[Records contained in a dataset]
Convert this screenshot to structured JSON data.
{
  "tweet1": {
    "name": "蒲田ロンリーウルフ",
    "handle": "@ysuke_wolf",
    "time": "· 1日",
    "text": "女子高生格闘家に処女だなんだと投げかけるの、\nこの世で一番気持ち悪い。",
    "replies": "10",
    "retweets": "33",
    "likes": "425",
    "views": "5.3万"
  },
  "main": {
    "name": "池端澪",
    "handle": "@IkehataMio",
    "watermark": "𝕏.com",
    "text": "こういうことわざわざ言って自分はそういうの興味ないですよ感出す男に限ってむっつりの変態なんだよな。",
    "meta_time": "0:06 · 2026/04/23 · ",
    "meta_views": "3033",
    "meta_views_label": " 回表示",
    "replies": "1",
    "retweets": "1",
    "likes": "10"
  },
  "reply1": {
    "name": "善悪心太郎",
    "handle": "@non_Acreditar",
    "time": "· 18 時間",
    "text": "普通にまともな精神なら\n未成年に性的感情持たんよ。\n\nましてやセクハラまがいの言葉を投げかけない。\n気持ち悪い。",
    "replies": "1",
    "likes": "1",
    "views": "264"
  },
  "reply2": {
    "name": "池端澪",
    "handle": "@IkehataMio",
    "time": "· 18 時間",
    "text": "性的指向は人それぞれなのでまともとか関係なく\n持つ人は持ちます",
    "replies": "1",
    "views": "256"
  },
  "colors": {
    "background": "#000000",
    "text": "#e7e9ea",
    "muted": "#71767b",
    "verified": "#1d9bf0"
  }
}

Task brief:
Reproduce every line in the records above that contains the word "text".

Solution to the exercise:
    "text": "女子高生格闘家に処女だなんだと投げかけるの、\nこの世で一番気持ち悪い。",
    "text": "こういうことわざわざ言って自分はそういうの興味ないですよ感出す男に限ってむっつりの変態なんだよな。",
    "text": "普通にまともな精神なら\n未成年に性的感情持たんよ。\n\nましてやセクハラまがいの言葉を投げかけない。\n気持ち悪い。",
    "text": "性的指向は人それぞれなのでまともとか関係なく\n持つ人は持ちます",
    "text": "#e7e9ea",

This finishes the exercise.